- **Data listing**:
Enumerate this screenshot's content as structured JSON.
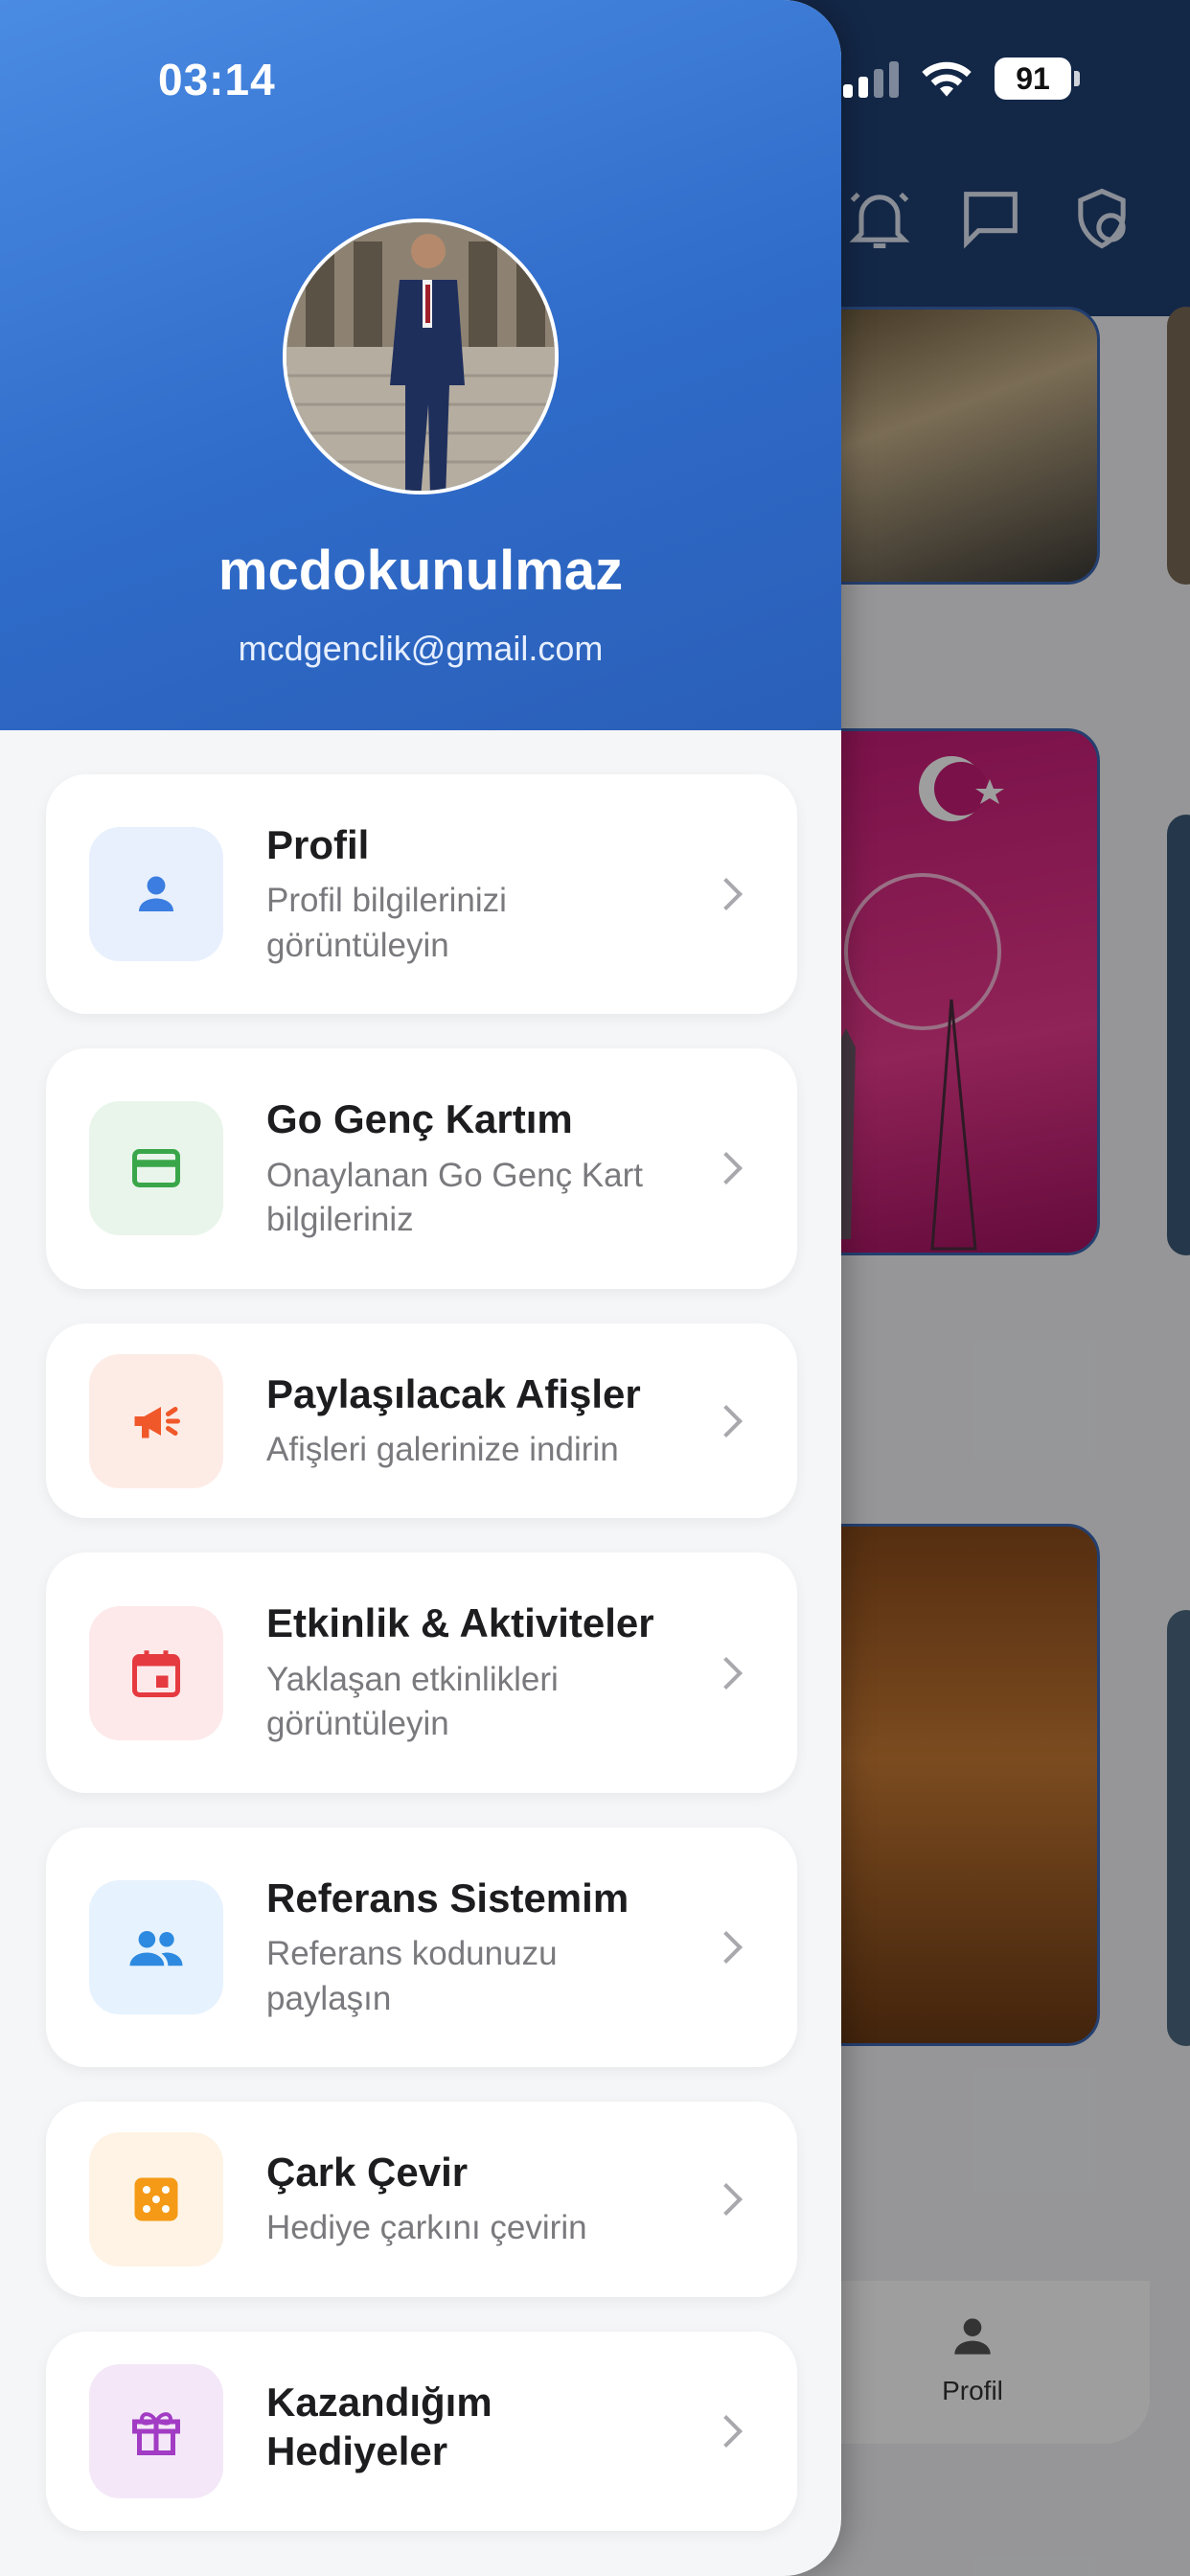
{
  "status_bar": {
    "time": "03:14",
    "battery": "91"
  },
  "user": {
    "name": "mcdokunulmaz",
    "email": "mcdgenclik@gmail.com"
  },
  "menu": [
    {
      "title": "Profil",
      "subtitle": "Profil bilgilerinizi görüntüleyin",
      "icon": "person-icon",
      "icon_bg": "#e8f0fd",
      "icon_color": "#3b7de0"
    },
    {
      "title": "Go Genç Kartım",
      "subtitle": "Onaylanan Go Genç Kart bilgileriniz",
      "icon": "credit-card-icon",
      "icon_bg": "#e9f5eb",
      "icon_color": "#3aa64a"
    },
    {
      "title": "Paylaşılacak Afişler",
      "subtitle": "Afişleri galerinize indirin",
      "icon": "megaphone-icon",
      "icon_bg": "#fdece6",
      "icon_color": "#f0582a"
    },
    {
      "title": "Etkinlik & Aktiviteler",
      "subtitle": "Yaklaşan etkinlikleri görüntüleyin",
      "icon": "calendar-icon",
      "icon_bg": "#fde9ea",
      "icon_color": "#e53a40"
    },
    {
      "title": "Referans Sistemim",
      "subtitle": "Referans kodunuzu paylaşın",
      "icon": "people-icon",
      "icon_bg": "#e6f2fd",
      "icon_color": "#2d8ae0"
    },
    {
      "title": "Çark Çevir",
      "subtitle": "Hediye çarkını çevirin",
      "icon": "dice-icon",
      "icon_bg": "#fef3e4",
      "icon_color": "#f59a16"
    },
    {
      "title": "Kazandığım Hediyeler",
      "subtitle": "",
      "icon": "gift-icon",
      "icon_bg": "#f4e8f8",
      "icon_color": "#a23cc4"
    }
  ],
  "background": {
    "tab_label": "Profil"
  }
}
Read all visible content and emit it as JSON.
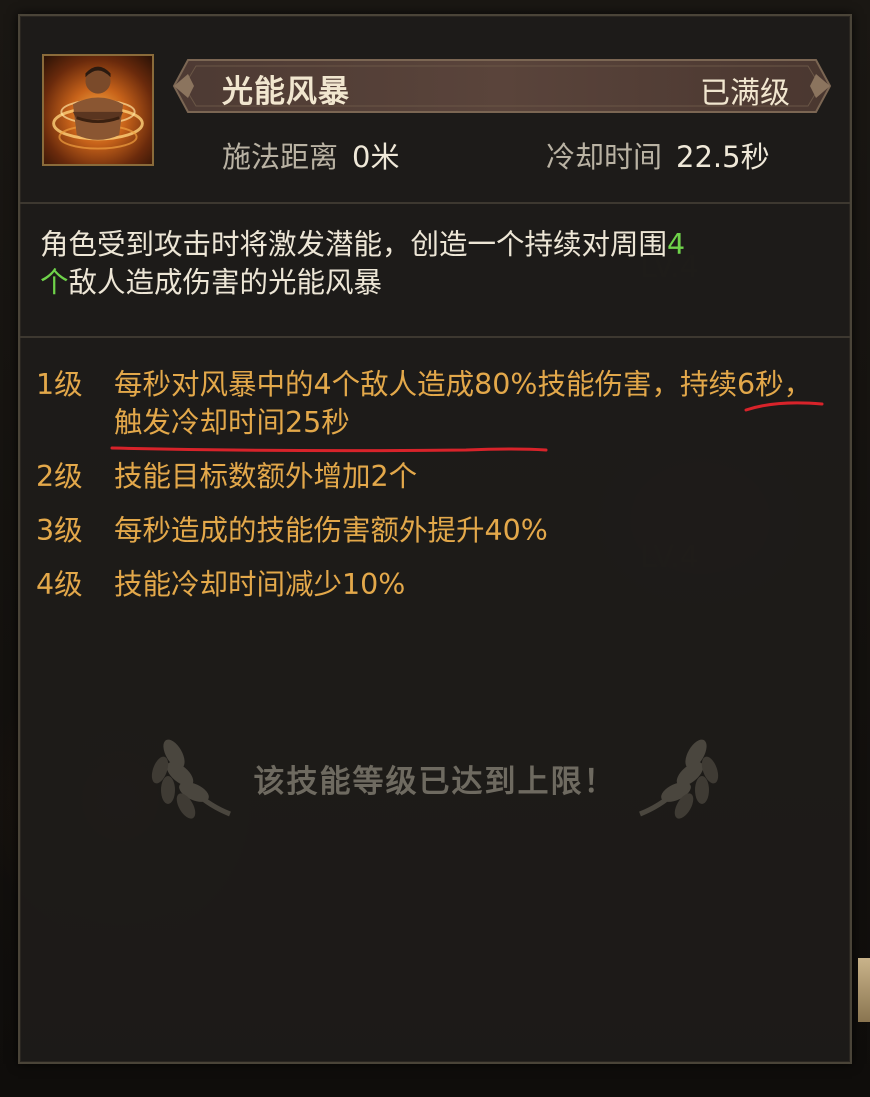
{
  "skill": {
    "name": "光能风暴",
    "max_level_badge": "已满级",
    "icon": "storm-fighter-icon",
    "stats": {
      "range_label": "施法距离",
      "range_value": "0米",
      "cooldown_label": "冷却时间",
      "cooldown_value": "22.5秒"
    },
    "description": {
      "part1": "角色受到攻击时将激发潜能，创造一个持续对周围",
      "highlight_a": "4",
      "highlight_b": "个",
      "part2": "敌人造成伤害的光能风暴",
      "highlight_color": "#6fd34a"
    },
    "levels": [
      {
        "level": "1级",
        "text": "每秒对风暴中的4个敌人造成80%技能伤害，持续6秒，触发冷却时间25秒"
      },
      {
        "level": "2级",
        "text": "技能目标数额外增加2个"
      },
      {
        "level": "3级",
        "text": "每秒造成的技能伤害额外提升40%"
      },
      {
        "level": "4级",
        "text": "技能冷却时间减少10%"
      }
    ],
    "level_text_color": "#e3a84a",
    "max_message": "该技能等级已达到上限！"
  },
  "annotation": {
    "underline_color": "#d8232a"
  }
}
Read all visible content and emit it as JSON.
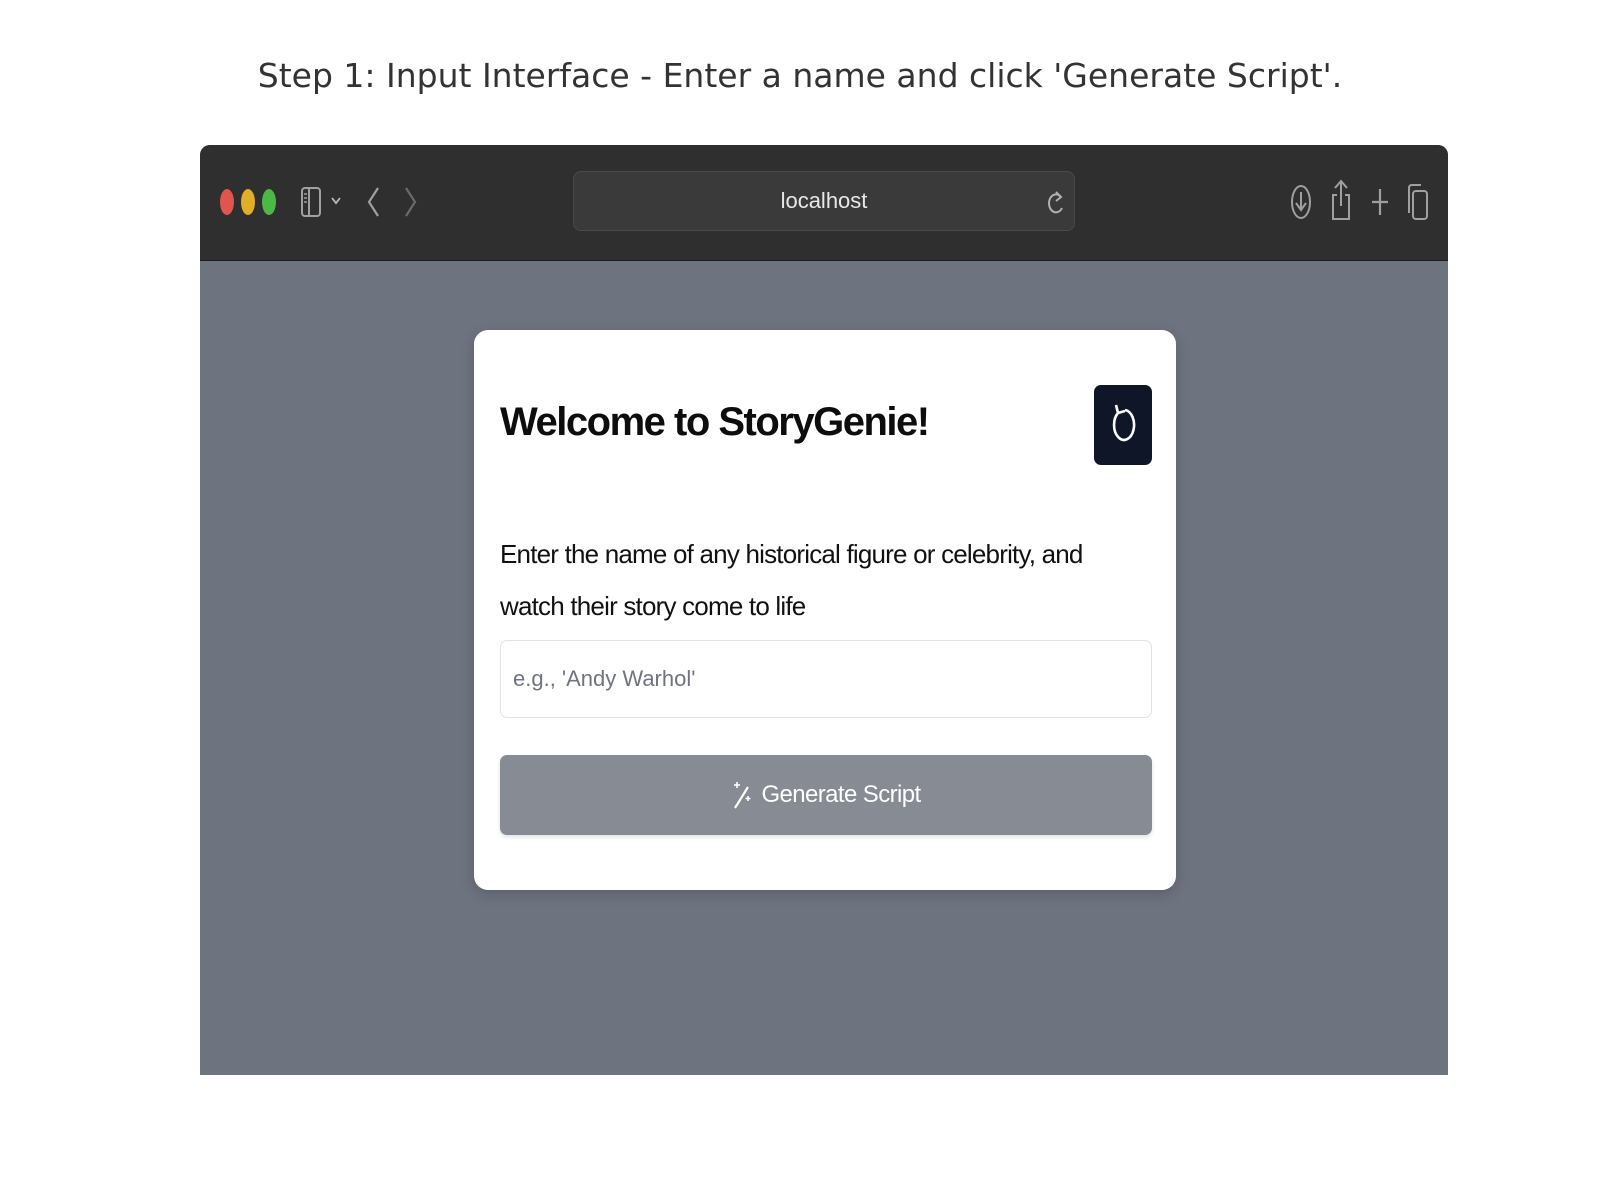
{
  "caption": "Step 1: Input Interface - Enter a name and click 'Generate Script'.",
  "browser": {
    "address": "localhost",
    "icons": [
      "sidebar-icon",
      "chevron-down-icon",
      "back-arrow-icon",
      "forward-arrow-icon",
      "reload-icon",
      "download-icon",
      "share-icon",
      "plus-icon",
      "tabs-icon"
    ],
    "traffic_light_colors": [
      "#e0564f",
      "#e3ad2c",
      "#4cb845"
    ]
  },
  "app": {
    "title": "Welcome to StoryGenie!",
    "description": "Enter the name of any historical figure or celebrity, and watch their story come to life",
    "input": {
      "value": "",
      "placeholder": "e.g., 'Andy Warhol'"
    },
    "generate_button": {
      "label": "Generate Script",
      "icon": "magic-wand-icon"
    },
    "reset_button_icon": "reset-icon"
  },
  "colors": {
    "page_background": "#6e7380",
    "toolbar": "#2f2f2f",
    "reset_button": "#0f1628",
    "generate_button": "#878b93"
  }
}
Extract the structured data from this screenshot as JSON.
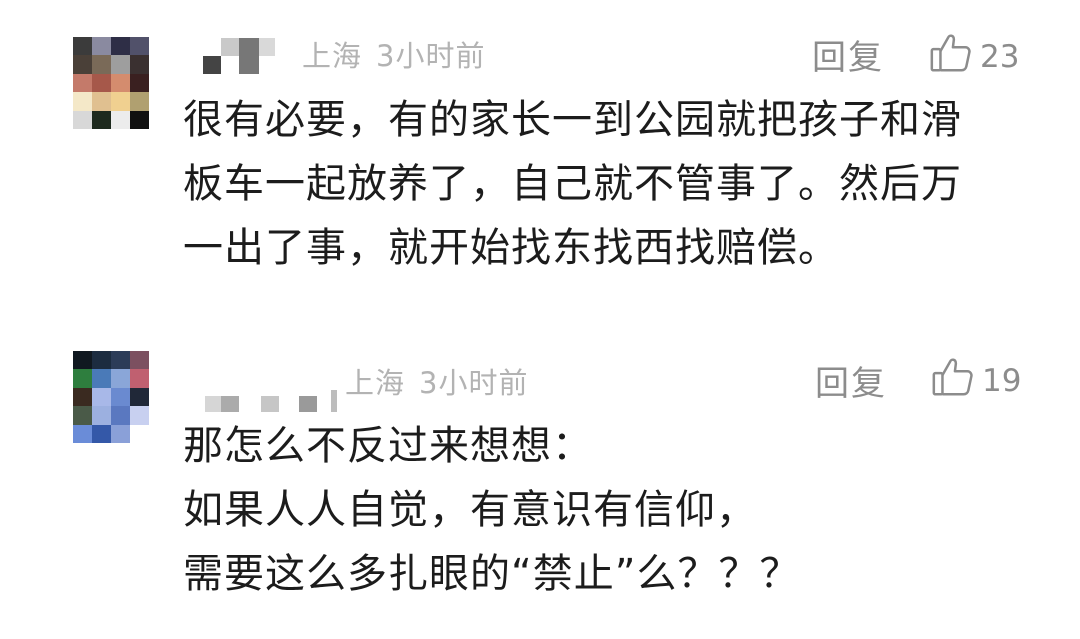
{
  "comments": [
    {
      "location": "上海",
      "time": "3小时前",
      "reply_label": "回复",
      "likes": "23",
      "lines": [
        "很有必要，有的家长一到公园就把孩子和滑",
        "板车一起放养了，自己就不管事了。然后万",
        "一出了事，就开始找东找西找赔偿。"
      ]
    },
    {
      "location": "上海",
      "time": "3小时前",
      "reply_label": "回复",
      "likes": "19",
      "lines": [
        "那怎么不反过来想想：",
        "如果人人自觉，有意识有信仰，",
        "需要这么多扎眼的“禁止”么？？？"
      ]
    }
  ],
  "icons": {
    "like": "thumbs-up-icon"
  },
  "colors": {
    "text": "#1c1c1c",
    "meta": "#b3b3b3",
    "action": "#8c8c8c"
  }
}
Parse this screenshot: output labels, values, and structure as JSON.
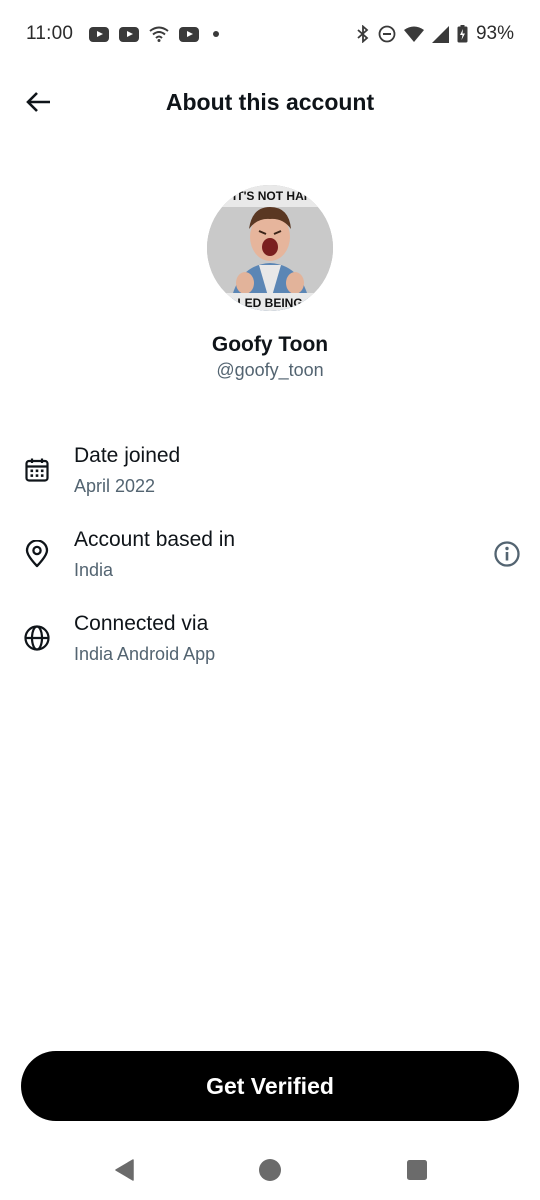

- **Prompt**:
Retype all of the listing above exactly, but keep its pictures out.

- **Written answer**:
Enumerate this screenshot's content as structured JSON.
{
  "status_bar": {
    "time": "03:14",
    "battery": "91"
  },
  "user": {
    "name": "mcdokunulmaz",
    "email": "mcdgenclik@gmail.com"
  },
  "menu": [
    {
      "title": "Profil",
      "subtitle": "Profil bilgilerinizi görüntüleyin",
      "icon": "person-icon",
      "icon_bg": "#e8f0fd",
      "icon_color": "#3b7de0"
    },
    {
      "title": "Go Genç Kartım",
      "subtitle": "Onaylanan Go Genç Kart bilgileriniz",
      "icon": "credit-card-icon",
      "icon_bg": "#e9f5eb",
      "icon_color": "#3aa64a"
    },
    {
      "title": "Paylaşılacak Afişler",
      "subtitle": "Afişleri galerinize indirin",
      "icon": "megaphone-icon",
      "icon_bg": "#fdece6",
      "icon_color": "#f0582a"
    },
    {
      "title": "Etkinlik & Aktiviteler",
      "subtitle": "Yaklaşan etkinlikleri görüntüleyin",
      "icon": "calendar-icon",
      "icon_bg": "#fde9ea",
      "icon_color": "#e53a40"
    },
    {
      "title": "Referans Sistemim",
      "subtitle": "Referans kodunuzu paylaşın",
      "icon": "people-icon",
      "icon_bg": "#e6f2fd",
      "icon_color": "#2d8ae0"
    },
    {
      "title": "Çark Çevir",
      "subtitle": "Hediye çarkını çevirin",
      "icon": "dice-icon",
      "icon_bg": "#fef3e4",
      "icon_color": "#f59a16"
    },
    {
      "title": "Kazandığım Hediyeler",
      "subtitle": "",
      "icon": "gift-icon",
      "icon_bg": "#f4e8f8",
      "icon_color": "#a23cc4"
    }
  ],
  "background": {
    "tab_label": "Profil"
  }
}
Read all visible content and emit it as JSON.
{
  "skill": {
    "name": "光能风暴",
    "max_level_badge": "已满级",
    "icon": "storm-fighter-icon",
    "stats": {
      "range_label": "施法距离",
      "range_value": "0米",
      "cooldown_label": "冷却时间",
      "cooldown_value": "22.5秒"
    },
    "description": {
      "part1": "角色受到攻击时将激发潜能，创造一个持续对周围",
      "highlight_a": "4",
      "highlight_b": "个",
      "part2": "敌人造成伤害的光能风暴",
      "highlight_color": "#6fd34a"
    },
    "levels": [
      {
        "level": "1级",
        "text": "每秒对风暴中的4个敌人造成80%技能伤害，持续6秒，触发冷却时间25秒"
      },
      {
        "level": "2级",
        "text": "技能目标数额外增加2个"
      },
      {
        "level": "3级",
        "text": "每秒造成的技能伤害额外提升40%"
      },
      {
        "level": "4级",
        "text": "技能冷却时间减少10%"
      }
    ],
    "level_text_color": "#e3a84a",
    "max_message": "该技能等级已达到上限！"
  },
  "annotation": {
    "underline_color": "#d8232a"
  }
}
Read all visible content and emit it as JSON.
{
  "caption": "Step 1: Input Interface - Enter a name and click 'Generate Script'.",
  "browser": {
    "address": "localhost",
    "icons": [
      "sidebar-icon",
      "chevron-down-icon",
      "back-arrow-icon",
      "forward-arrow-icon",
      "reload-icon",
      "download-icon",
      "share-icon",
      "plus-icon",
      "tabs-icon"
    ],
    "traffic_light_colors": [
      "#e0564f",
      "#e3ad2c",
      "#4cb845"
    ]
  },
  "app": {
    "title": "Welcome to StoryGenie!",
    "description": "Enter the name of any historical figure or celebrity, and watch their story come to life",
    "input": {
      "value": "",
      "placeholder": "e.g., 'Andy Warhol'"
    },
    "generate_button": {
      "label": "Generate Script",
      "icon": "magic-wand-icon"
    },
    "reset_button_icon": "reset-icon"
  },
  "colors": {
    "page_background": "#6e7380",
    "toolbar": "#2f2f2f",
    "reset_button": "#0f1628",
    "generate_button": "#878b93"
  }
}
Extract the structured data from this screenshot as JSON.
{
  "comments": [
    {
      "location": "上海",
      "time": "3小时前",
      "reply_label": "回复",
      "likes": "23",
      "lines": [
        "很有必要，有的家长一到公园就把孩子和滑",
        "板车一起放养了，自己就不管事了。然后万",
        "一出了事，就开始找东找西找赔偿。"
      ]
    },
    {
      "location": "上海",
      "time": "3小时前",
      "reply_label": "回复",
      "likes": "19",
      "lines": [
        "那怎么不反过来想想：",
        "如果人人自觉，有意识有信仰，",
        "需要这么多扎眼的“禁止”么？？？"
      ]
    }
  ],
  "icons": {
    "like": "thumbs-up-icon"
  },
  "colors": {
    "text": "#1c1c1c",
    "meta": "#b3b3b3",
    "action": "#8c8c8c"
  }
}
Parse this screenshot: output labels, values, and structure as JSON.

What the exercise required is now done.